Clarke continually found ways to free himself up for 3-pointers and drove relentlessly through the lane, crashing hard to the floor once in each half. Each time, he bounced right up.

It was a far cry from how the Bulldogs (16-3, 4-1) played in Wednesday's loss at La Salle, their only defeat since Nov. 21. Butler has won 14 of 15, including three wins that came with Clarke on the bench.

Clearly, Butler couldn't wait to get him back.

"With his ability to shoot and create shots, and when two guys run at him that opens things up for the rest of us," Khyle Marshall said after finishing with 19 points and five rebounds. "The attention he gets makes it easier for our other guys."

There was no doubt Saturday.

Marshall took advantage of his openings with a nice blend of dunks and mid-range jumpers.

Freshman guard Kellen Dunham, who returned to the bench Saturday after replacing Clarke in the starting lineup for the previous three games, still managed to make 5 of 6 from 3-point range and finished with 17 points.

Forward Roosevelt Jones, who made the winning shot last week against then No. 8 Gonzaga, finished with nine points, three rebounds and three assists, and the Bulldogs wound up shooting 52 percent from the field overall.

The combination was just too much for Temple.

"When a kid like Dunham comes off the bench and does what he did today, that's difficult to defend," Dunphy said. "Then you've got Clarke on the other side, that's tough to tag and then when a kid like Marshall hits some shots from outside... They've got a lot of weapons, no doubt. I like their team."

Dunphy was just hoping for better results in Temple's first ever trip to Hinkle Fieldhouse and in a week that Philly basketball was the toast of the nation.

In addition to La Salle's court-storming win Wednesday, Villanova beat Louisville and Syracuse this week. But Temple failed in its quest Saturday, dropping to 1-3 against the Top 10 this season, largely because of Clarke, who sat out last season after transferring from Arkansas.

Despite losing starting guard T.J. DiLeo with a high ankle sprain in the first three minutes, Temple managed to control the first part of the game.

The Bulldogs swung things in their favor with a 12-0 first-half run that allowed them to take a 37-34 led into the locker room that they extended by scoring the first seven points of the second half.

Temple charged back after trailing 51-38, using an 18-5 spurt to tie the score at 56 on Rahlir Hollis-Jefferson's three-point play.
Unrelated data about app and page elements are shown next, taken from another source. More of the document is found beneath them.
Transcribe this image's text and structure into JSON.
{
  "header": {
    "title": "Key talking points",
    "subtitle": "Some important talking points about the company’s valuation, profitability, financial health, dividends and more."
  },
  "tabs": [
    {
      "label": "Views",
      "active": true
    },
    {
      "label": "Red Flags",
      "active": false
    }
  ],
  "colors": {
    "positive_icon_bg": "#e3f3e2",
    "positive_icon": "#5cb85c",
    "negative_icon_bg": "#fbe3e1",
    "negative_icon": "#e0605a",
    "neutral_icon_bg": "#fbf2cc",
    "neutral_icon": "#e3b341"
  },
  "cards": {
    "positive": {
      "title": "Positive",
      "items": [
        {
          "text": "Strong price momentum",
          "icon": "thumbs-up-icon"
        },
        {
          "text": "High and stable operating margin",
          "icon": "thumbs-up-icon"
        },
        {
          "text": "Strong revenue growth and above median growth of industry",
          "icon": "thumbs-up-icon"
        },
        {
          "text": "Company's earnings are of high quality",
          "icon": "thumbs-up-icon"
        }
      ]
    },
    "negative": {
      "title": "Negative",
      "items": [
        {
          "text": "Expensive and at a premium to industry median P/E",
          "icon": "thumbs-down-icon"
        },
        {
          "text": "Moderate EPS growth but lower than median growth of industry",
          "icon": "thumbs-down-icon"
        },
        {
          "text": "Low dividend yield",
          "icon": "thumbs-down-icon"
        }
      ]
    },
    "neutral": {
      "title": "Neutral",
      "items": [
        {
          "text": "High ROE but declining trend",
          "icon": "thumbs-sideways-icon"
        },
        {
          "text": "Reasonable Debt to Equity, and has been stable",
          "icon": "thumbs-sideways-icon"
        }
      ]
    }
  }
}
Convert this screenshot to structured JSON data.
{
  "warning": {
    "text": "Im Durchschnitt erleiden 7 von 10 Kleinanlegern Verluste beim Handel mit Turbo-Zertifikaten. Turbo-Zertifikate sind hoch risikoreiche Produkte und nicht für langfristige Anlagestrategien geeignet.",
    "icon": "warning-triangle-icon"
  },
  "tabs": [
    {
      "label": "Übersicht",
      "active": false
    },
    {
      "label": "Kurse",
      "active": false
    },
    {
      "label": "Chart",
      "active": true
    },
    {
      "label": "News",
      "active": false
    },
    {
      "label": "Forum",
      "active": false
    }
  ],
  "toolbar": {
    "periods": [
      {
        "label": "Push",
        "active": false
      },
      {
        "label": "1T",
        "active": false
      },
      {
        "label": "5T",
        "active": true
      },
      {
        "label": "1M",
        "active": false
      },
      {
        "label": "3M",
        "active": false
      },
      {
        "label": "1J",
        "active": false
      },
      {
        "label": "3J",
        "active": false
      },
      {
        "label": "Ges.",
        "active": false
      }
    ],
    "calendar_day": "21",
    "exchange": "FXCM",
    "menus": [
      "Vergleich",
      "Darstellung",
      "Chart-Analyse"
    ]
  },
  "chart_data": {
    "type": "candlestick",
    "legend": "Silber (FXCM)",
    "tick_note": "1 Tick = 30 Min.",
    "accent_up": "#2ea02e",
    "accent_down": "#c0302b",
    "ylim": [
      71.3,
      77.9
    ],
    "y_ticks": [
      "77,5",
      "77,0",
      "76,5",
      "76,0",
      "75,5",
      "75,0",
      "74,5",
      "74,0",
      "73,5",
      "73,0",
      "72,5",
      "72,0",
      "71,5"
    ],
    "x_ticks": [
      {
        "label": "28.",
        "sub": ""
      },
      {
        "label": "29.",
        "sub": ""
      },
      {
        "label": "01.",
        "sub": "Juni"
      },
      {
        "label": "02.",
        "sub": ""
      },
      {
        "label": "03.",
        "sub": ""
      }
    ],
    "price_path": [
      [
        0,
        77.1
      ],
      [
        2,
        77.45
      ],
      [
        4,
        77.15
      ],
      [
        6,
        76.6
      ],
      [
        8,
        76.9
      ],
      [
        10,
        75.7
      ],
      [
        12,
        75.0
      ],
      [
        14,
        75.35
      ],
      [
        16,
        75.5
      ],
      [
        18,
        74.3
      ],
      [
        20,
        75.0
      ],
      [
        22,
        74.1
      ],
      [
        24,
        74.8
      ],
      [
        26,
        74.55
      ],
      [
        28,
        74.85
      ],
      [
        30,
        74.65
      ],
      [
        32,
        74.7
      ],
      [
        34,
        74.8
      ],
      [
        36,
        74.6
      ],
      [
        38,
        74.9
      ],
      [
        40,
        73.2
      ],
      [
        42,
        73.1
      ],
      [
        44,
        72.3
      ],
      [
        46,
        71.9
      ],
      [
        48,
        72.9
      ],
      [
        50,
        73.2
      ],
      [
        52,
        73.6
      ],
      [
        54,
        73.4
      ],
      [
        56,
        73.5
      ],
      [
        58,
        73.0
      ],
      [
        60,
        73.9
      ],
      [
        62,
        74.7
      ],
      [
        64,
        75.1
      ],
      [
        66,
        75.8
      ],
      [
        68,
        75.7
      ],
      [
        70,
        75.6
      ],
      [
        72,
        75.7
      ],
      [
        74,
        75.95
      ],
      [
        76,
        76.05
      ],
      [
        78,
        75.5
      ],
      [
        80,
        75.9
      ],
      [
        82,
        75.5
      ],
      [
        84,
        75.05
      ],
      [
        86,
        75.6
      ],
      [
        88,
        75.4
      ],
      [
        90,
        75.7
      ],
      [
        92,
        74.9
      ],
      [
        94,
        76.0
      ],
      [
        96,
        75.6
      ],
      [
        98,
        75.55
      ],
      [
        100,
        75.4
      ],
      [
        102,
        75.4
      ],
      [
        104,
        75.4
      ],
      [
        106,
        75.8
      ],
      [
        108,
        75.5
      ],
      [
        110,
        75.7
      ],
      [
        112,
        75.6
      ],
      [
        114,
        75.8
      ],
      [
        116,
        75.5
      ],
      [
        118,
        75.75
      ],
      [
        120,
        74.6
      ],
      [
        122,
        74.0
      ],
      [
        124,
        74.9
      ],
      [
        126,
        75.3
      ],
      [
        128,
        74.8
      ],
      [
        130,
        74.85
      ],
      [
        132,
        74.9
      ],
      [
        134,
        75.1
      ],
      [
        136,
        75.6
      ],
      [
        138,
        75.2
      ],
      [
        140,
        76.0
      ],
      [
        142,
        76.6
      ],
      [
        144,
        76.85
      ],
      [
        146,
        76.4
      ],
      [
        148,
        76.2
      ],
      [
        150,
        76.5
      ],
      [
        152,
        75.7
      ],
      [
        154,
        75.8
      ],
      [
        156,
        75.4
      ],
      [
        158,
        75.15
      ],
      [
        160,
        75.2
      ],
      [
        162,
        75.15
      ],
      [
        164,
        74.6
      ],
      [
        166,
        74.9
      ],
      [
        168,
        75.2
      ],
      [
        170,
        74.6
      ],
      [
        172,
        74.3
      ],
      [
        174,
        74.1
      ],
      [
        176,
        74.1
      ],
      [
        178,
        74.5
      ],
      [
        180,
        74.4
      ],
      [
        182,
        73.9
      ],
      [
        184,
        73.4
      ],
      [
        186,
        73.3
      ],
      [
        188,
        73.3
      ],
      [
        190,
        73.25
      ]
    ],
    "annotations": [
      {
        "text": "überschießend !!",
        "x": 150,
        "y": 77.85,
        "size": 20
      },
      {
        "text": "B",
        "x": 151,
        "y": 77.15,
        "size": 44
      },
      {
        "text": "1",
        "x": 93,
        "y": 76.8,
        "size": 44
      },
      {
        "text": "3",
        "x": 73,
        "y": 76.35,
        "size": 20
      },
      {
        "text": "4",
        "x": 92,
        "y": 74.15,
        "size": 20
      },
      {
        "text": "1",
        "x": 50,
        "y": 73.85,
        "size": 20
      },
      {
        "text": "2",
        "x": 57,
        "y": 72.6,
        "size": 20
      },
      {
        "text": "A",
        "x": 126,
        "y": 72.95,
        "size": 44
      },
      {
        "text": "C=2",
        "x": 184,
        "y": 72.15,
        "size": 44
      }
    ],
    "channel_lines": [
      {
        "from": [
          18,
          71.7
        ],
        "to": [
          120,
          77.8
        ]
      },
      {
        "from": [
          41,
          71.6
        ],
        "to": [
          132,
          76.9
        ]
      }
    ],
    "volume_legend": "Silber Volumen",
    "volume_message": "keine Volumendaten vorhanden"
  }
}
But that's when the Bulldogs cranked it up.

Marshall broke the tie with a dunk with an assist from Clarke and Dunham hit back-to-back 3s, both with assists from Clarke. Jones turned a nifty pass from Andrew Smith into a layup, Smith followed that flurry with two free throws and then Jones scored on another layup, courtesy of yet another pass from Clarke. When the 16-4 spurt ended, the Bulldogs led 72-60, leaving Temple in the dust.

"We're better in transition time when Rotnei's in the game because of the way he passes and because he's a threat to shoot when he crossed midcourt," Brad Stevens said. "It was heart-warming to have him back on the court, knowing what he went through and how hard it was for him."